**Dataset records:**
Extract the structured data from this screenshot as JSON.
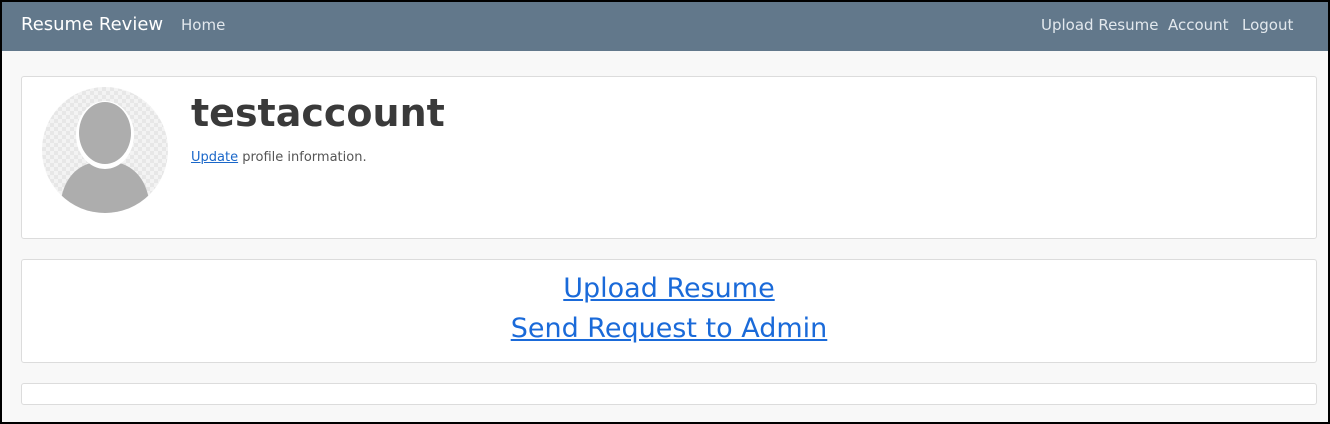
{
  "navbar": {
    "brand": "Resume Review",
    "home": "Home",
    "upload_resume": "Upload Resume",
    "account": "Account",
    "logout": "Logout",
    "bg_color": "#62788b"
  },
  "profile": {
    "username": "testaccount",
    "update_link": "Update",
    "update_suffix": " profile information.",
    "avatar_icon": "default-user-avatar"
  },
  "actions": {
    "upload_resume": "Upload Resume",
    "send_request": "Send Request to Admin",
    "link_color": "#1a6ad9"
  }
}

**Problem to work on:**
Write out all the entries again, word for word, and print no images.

**Result for this exercise:**
Extract the structured data from this screenshot as JSON.
{
  "navbar": {
    "brand": "Resume Review",
    "home": "Home",
    "upload_resume": "Upload Resume",
    "account": "Account",
    "logout": "Logout",
    "bg_color": "#62788b"
  },
  "profile": {
    "username": "testaccount",
    "update_link": "Update",
    "update_suffix": " profile information.",
    "avatar_icon": "default-user-avatar"
  },
  "actions": {
    "upload_resume": "Upload Resume",
    "send_request": "Send Request to Admin",
    "link_color": "#1a6ad9"
  }
}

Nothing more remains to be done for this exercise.